The second man to receive a pig heart has died after showing signs of rejecting the organ. (Wired)

Telehealth can make it easier and more convenient for consumers to get the medicines they need, but it’s also easier for them  to get medicines they don’t. (Undark)

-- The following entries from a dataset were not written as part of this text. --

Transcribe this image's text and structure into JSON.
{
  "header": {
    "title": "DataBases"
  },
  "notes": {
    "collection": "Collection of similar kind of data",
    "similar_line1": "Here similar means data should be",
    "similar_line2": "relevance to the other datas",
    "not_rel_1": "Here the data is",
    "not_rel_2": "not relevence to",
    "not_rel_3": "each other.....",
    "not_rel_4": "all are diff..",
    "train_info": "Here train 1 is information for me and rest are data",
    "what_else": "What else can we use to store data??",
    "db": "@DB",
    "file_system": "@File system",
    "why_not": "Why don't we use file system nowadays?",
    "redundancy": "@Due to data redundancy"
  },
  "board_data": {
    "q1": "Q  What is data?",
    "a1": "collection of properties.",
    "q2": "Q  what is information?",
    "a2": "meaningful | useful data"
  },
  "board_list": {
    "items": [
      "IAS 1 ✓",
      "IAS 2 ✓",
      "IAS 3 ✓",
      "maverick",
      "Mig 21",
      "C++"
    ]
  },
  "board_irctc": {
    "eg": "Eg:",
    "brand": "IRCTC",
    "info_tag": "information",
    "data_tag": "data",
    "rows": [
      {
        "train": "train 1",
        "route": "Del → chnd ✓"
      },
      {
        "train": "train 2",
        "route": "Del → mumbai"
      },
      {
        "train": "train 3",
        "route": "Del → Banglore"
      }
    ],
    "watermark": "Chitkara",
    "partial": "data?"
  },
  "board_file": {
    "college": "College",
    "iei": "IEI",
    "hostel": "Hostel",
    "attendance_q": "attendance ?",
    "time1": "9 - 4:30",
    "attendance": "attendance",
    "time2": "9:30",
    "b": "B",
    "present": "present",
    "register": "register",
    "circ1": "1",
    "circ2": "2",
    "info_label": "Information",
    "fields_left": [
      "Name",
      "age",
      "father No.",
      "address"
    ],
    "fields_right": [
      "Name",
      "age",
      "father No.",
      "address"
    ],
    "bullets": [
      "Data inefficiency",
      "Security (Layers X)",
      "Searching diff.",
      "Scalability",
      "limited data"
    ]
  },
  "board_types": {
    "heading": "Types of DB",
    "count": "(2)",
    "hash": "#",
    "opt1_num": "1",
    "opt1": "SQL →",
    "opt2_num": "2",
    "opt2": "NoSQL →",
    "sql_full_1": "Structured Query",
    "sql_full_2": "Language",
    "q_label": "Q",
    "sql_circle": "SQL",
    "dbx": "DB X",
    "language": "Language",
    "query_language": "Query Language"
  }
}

The nirsevimab shortage illuminates troubling structural problems with how the US administers childhood vaccinations. (Vox)